Allelic frequencies for strains of an early occurring gray form of Morchella and the tan M. esculenta were determined for collections from west central Illinois and southwestern Wisconsin. Horizontal starch gel electrophoresis was used to determine electromorph (allele) frequencies from fourteen enzyme systems encoded by twenty presumptive structural loci. A total of 122 monoascosporous isolates from 72 ascocarps were studied. Electrophoretic polymorphisms were found in strains of both forms demonstrating that they exist as Mendelian populations. In general, the gray form and M. esculenta had a high genetic similarity when they occurred at the same locality, indicating that they were likely derived from a common ancestral population. The Plymouth strains were genetically more similar to the Eagle Township strains than the strains from the Richland Center area, which had a larger separation than the other collections.
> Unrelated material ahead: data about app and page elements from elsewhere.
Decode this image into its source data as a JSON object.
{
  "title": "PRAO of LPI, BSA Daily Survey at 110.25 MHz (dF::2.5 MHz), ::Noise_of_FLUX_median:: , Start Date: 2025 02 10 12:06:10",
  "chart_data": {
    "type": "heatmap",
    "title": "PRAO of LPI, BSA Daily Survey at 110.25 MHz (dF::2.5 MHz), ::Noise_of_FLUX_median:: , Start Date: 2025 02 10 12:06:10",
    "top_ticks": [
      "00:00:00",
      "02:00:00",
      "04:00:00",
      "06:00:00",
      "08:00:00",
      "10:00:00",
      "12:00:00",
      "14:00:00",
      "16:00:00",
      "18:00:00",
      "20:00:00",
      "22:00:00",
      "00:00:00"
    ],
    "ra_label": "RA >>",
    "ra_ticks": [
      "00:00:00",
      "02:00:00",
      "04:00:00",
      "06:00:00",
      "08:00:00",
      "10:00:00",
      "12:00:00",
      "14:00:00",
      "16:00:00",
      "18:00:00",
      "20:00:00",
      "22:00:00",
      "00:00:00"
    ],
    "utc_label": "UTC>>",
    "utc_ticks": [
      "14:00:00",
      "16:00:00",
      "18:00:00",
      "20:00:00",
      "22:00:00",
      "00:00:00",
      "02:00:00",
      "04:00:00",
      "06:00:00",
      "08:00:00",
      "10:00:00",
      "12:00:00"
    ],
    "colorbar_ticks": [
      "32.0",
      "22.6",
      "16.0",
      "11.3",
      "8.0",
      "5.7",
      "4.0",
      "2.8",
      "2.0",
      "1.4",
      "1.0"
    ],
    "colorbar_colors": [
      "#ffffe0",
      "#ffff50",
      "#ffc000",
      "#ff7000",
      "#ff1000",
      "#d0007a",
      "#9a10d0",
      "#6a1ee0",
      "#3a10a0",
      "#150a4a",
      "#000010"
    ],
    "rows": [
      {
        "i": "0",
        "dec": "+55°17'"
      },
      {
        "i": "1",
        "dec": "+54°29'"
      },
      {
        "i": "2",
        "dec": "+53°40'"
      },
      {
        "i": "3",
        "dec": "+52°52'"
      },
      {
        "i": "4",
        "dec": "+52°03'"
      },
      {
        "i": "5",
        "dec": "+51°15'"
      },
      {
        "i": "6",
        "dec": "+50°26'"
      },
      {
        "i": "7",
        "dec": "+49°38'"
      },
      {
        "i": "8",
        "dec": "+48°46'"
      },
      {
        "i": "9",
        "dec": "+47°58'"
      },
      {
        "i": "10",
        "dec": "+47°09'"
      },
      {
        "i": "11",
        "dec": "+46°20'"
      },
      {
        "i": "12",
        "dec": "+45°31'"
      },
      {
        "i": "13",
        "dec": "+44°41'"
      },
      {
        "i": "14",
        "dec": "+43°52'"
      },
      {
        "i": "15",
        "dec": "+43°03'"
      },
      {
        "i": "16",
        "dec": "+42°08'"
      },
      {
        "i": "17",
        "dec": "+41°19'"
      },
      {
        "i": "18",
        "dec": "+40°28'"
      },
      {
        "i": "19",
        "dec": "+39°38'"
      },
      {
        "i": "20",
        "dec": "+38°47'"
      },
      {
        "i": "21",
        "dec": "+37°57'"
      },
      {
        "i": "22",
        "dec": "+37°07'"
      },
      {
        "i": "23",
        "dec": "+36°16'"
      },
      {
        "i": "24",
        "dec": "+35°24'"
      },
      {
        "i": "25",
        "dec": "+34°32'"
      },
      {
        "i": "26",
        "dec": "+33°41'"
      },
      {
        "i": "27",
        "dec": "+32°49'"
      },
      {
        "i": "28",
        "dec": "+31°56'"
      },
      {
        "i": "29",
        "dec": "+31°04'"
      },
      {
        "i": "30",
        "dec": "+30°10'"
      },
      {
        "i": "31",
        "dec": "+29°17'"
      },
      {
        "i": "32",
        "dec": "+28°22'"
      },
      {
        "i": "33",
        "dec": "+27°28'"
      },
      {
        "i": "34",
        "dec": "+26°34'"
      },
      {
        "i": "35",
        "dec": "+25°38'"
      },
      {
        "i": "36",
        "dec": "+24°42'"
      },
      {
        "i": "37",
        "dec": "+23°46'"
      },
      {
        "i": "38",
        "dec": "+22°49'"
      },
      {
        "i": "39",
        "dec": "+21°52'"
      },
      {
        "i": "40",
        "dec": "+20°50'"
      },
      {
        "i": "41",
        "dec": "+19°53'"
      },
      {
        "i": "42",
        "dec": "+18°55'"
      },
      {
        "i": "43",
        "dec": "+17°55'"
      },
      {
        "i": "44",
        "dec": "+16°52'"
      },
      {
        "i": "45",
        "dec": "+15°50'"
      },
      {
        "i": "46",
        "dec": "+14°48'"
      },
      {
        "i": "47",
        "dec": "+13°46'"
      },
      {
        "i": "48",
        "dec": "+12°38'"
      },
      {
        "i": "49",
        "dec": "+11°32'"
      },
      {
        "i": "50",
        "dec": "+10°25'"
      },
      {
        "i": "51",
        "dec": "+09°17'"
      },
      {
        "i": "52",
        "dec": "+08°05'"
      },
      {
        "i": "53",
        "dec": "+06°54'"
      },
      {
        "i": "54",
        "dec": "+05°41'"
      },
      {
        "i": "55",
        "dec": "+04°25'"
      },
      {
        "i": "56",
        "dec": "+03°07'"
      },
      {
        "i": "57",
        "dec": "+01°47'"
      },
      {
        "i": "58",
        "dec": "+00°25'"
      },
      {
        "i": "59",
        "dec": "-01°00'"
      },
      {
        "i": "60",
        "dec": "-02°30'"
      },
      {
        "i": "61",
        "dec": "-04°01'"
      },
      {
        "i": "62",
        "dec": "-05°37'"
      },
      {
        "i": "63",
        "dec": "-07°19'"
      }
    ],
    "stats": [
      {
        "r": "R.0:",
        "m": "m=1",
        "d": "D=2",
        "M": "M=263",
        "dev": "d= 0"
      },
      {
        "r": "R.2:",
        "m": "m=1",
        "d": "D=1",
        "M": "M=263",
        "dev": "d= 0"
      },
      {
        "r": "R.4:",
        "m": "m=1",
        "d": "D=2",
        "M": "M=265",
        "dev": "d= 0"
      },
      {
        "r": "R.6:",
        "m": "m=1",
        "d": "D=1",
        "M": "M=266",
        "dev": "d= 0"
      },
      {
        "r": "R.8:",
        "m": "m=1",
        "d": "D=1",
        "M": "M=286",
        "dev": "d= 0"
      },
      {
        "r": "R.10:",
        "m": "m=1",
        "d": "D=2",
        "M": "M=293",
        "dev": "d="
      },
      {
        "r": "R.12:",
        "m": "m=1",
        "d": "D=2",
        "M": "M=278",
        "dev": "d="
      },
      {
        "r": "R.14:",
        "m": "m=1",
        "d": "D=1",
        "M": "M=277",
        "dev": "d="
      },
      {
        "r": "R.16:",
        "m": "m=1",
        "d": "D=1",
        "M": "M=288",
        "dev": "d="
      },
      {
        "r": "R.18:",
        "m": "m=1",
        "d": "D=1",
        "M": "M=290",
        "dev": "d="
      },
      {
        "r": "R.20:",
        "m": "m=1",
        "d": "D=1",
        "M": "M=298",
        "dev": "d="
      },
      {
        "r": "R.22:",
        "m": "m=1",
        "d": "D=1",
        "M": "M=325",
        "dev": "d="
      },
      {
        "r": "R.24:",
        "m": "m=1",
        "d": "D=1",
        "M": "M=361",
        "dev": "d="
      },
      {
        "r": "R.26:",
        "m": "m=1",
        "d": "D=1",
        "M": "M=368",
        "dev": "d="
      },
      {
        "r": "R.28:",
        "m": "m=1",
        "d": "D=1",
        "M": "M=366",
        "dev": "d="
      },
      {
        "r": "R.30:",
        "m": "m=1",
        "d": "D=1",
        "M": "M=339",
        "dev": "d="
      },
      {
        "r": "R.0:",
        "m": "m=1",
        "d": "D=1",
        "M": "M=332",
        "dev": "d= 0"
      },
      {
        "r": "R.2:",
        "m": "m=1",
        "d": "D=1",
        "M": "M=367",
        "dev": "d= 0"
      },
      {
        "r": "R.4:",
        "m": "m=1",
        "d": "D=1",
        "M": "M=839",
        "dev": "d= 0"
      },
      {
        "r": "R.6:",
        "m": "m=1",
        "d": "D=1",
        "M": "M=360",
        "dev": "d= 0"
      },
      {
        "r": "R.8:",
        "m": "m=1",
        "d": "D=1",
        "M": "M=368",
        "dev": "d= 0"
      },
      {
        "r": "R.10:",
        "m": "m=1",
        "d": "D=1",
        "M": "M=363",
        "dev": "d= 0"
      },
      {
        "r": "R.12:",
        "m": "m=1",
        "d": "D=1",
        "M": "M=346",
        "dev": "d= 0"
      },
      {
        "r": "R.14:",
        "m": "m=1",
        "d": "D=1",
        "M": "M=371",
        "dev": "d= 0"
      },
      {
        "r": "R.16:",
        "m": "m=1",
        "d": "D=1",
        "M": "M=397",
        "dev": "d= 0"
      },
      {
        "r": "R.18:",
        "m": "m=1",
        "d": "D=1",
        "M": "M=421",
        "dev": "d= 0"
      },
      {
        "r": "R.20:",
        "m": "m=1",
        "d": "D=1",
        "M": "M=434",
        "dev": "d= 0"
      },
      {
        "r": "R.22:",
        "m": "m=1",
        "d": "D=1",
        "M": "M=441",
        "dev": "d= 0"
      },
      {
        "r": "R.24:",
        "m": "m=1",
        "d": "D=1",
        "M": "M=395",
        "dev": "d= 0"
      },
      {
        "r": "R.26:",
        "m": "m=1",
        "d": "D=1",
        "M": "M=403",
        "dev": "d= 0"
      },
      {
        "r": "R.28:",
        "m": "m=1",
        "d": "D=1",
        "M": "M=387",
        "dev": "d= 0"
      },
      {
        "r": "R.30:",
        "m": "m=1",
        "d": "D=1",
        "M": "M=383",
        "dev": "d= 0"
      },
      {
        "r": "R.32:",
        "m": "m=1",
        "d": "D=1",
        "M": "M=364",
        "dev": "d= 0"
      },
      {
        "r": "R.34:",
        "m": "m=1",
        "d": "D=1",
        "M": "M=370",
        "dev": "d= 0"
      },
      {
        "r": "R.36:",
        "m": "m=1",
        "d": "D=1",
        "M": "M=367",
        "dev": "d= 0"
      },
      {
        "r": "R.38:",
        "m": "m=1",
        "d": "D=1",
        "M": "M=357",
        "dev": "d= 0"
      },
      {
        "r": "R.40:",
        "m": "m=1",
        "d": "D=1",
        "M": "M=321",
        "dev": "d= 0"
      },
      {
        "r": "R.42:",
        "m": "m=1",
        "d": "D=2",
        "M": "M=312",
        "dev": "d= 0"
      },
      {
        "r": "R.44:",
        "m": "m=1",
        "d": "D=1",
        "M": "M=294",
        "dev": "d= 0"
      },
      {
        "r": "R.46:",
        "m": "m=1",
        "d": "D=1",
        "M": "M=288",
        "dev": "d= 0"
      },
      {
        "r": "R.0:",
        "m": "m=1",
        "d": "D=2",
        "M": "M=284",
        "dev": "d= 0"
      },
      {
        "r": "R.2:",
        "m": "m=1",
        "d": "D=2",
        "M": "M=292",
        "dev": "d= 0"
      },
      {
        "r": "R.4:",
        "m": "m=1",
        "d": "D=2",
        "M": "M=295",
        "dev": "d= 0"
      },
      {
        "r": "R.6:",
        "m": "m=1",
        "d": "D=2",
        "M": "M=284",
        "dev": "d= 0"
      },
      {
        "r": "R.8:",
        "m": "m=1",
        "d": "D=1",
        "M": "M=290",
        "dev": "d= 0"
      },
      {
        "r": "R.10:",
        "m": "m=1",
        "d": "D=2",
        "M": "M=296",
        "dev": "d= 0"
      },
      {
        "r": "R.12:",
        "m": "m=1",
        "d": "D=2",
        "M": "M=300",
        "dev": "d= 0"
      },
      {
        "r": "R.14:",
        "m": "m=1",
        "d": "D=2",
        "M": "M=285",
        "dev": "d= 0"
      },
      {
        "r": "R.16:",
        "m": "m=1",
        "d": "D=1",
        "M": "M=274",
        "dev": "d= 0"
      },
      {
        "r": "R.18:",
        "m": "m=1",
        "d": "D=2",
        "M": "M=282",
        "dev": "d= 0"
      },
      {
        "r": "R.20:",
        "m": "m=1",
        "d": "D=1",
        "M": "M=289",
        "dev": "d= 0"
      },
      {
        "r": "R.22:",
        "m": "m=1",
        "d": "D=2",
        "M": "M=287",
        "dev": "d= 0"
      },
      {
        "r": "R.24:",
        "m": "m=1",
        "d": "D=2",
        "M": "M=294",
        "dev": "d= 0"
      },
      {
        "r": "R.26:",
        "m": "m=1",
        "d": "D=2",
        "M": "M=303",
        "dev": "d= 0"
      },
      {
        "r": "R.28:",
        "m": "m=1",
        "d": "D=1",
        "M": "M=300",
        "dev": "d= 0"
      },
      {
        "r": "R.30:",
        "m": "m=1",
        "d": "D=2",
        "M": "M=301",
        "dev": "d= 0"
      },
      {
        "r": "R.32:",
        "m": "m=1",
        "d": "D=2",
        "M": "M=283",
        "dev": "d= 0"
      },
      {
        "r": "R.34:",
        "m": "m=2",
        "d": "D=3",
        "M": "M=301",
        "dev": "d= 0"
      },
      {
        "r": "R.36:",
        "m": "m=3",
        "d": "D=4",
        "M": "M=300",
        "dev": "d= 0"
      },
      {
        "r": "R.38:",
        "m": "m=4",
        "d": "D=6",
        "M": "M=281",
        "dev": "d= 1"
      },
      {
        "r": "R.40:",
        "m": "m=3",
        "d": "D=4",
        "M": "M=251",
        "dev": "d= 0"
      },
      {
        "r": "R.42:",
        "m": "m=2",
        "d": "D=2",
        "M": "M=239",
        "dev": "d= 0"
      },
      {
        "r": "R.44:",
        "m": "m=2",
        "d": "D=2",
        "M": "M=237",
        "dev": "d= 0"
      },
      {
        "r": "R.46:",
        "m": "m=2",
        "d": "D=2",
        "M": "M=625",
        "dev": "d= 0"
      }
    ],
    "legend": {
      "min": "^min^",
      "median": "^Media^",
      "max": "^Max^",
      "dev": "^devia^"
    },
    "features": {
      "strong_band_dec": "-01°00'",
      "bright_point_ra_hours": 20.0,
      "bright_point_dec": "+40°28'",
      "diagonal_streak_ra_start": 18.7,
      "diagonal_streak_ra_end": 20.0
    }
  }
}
Geographic distance between Illinois and Wisconsin strains resulted in substantial genetic differentiation attributable to genetic drift (Fst = 0.165). Strains of the two different forms, however, do not cluster separately in a phenetic analysis indicating that the two phenotypes are not different taxa.
Article
Crude polysaccharides (MPS) from soybean residue fermented with Morchella esculenta were extracted and purified by DEAE Sephadex A-50 chromatography and Sephadex G-100 size-exclusion chromatography in sequence. Three main fractions MP-1, MP-3 and MP-4 were obtained during the purification steps. The recovery rates based on MPS used were 26.2%, 29.1% and 18.7% for MP-1, MP-3 and MP-4 respectively. The monosaccharide composition, ultraviolet spectrum, infrared spectrum and NMR of the three fractions were analyzed. Furthermore, the influence of polysaccharides fractions upon activation of macrophage cells (RAW 264.7), antitumor activities of the human hepatocellular cell line (HepG-2) and human cervical carcinoma cells (Hela) in vitro were evaluated. The results indicated that the proliferation of MP-3 on RAW 264.7 was 313.57% at 25 μg/mL, which is high while MP-1 had a higher growth inhibition effect on HepG-2 cells of 68.01% at concentration of 50 μg/mL. The fractions of MP-1, MP-3 and MP-4 induced apoptosis in HepG-2 cells and Hela cells by arresting cell cycle progression at the G0/G1 phase. These findings suggest that the purified polysaccharides fractions may be a potent candidate for human hepatocellular and cervical carcinoma treatment and prevention in functional foods and pharmacological fields.